A6: How wonderful to know that you’re feeling better!
Things that come to mind:
- Get your portrait taken by a professional photographer. (Or friend who is very handy with a camera). Print it, frame it, and display it somewhere in your home. “The day I felt and looked awesome.”
- Are you a tattoo person? This seems like a good time and reason for a tattoo!
- Go somewhere you’ve always wanted to go, or sign up for a class for something you’ve always wanted to learn. “This is the year I learn to be a blacksmith!”
- Host something fun and relaxing for people close to you. A friend had the greatest theme for a dress-up party ever (that I am definitely going to steal someday): Tell your guests to wear something from their closet that they already own but never wear. Everyone will look AWESOME (I wore my wedding dress), nobody will spend money to look awesome, you can drink punch out of paper cups and eat crackers and have a fun night.
- Write a letter to yourself on nice paper, about how great you are and how good you feel today and how proud of yourself you are for all the work you did to get here. Address it and put a stamp on it, give it to a good friend with the instructions: “If you see me feeling down and depressed again, can you mail this to me?” Alternately/Additionally: Create a round robin of affirming letters with a group of friends.
- Be honest. Do you need kittens?
I’m sure readers will have excellent suggestions for affirming rituals, let the self-care fountain flow!

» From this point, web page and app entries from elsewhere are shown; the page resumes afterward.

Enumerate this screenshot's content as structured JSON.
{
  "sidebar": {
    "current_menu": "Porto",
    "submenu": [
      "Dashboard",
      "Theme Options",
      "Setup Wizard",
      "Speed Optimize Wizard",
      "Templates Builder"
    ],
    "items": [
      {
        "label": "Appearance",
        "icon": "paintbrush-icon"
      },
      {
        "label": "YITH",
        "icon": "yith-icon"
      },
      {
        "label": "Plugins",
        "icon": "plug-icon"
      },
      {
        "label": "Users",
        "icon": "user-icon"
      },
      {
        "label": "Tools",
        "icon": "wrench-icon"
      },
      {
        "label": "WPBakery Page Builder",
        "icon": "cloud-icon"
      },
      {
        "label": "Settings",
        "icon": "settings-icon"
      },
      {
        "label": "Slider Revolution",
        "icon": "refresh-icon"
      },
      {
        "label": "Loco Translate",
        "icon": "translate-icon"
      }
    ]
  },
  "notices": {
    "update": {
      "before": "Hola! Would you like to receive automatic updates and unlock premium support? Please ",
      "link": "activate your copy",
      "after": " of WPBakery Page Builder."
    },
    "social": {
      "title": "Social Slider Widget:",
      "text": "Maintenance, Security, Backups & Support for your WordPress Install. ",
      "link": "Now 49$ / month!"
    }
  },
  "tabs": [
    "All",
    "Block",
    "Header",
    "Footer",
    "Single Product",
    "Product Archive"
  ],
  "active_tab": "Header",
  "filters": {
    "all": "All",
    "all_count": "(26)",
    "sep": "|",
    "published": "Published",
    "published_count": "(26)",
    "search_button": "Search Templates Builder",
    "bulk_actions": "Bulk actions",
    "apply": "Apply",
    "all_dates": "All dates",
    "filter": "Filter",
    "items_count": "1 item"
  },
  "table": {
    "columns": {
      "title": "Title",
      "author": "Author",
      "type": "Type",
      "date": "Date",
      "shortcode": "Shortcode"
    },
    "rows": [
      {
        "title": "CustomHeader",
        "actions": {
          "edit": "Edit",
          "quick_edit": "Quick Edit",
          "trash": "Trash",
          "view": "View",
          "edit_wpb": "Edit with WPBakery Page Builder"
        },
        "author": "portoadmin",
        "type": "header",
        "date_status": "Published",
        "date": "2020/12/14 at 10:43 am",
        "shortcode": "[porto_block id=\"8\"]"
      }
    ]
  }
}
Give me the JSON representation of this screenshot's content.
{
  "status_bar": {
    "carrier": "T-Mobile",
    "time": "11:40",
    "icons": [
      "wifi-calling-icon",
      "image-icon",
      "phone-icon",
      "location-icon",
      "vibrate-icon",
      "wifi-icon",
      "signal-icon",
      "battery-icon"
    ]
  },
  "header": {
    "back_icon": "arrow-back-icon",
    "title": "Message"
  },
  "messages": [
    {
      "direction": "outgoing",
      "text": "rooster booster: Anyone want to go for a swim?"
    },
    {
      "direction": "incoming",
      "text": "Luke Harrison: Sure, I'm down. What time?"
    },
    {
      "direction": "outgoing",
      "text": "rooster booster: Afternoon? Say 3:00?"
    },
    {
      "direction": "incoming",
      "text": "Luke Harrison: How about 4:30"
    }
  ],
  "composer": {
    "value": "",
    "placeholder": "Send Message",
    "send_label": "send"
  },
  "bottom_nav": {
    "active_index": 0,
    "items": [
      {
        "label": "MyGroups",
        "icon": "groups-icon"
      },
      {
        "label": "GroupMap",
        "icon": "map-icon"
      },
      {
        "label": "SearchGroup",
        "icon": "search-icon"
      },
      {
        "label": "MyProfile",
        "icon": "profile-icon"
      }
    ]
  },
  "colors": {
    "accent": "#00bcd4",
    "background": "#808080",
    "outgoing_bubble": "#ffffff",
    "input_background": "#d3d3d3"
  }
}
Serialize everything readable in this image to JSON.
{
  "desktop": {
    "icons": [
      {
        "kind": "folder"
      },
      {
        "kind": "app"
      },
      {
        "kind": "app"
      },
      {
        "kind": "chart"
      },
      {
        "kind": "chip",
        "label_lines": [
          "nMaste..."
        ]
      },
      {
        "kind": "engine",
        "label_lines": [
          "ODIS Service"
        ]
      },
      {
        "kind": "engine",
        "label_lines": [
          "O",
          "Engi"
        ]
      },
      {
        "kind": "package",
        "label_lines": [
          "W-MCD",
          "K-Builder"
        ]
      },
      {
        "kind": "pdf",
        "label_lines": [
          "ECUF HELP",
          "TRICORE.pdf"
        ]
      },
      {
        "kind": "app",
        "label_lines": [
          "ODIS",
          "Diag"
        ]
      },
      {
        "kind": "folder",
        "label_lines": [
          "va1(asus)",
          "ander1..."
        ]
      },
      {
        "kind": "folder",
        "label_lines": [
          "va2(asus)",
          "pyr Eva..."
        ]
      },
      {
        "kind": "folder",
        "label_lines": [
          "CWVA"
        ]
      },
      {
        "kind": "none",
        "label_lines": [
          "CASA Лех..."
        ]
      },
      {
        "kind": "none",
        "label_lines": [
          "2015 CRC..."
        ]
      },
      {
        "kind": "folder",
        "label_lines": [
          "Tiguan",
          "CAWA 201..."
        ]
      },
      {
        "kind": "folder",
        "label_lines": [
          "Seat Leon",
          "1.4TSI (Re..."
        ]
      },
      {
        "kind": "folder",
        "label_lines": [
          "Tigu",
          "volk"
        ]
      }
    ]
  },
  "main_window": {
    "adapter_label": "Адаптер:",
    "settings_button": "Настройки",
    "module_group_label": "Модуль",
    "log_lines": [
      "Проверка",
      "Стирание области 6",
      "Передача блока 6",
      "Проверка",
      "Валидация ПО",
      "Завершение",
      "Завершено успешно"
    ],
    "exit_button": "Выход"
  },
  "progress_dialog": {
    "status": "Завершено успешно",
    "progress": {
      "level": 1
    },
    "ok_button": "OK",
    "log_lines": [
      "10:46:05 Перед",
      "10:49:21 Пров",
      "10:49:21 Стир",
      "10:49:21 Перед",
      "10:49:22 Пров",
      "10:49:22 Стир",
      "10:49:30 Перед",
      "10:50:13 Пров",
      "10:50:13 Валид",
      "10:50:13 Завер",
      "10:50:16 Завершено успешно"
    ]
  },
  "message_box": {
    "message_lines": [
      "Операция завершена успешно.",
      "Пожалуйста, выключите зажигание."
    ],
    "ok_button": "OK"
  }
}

That’s all for today, comments are open, Part 2 will come later this weekend.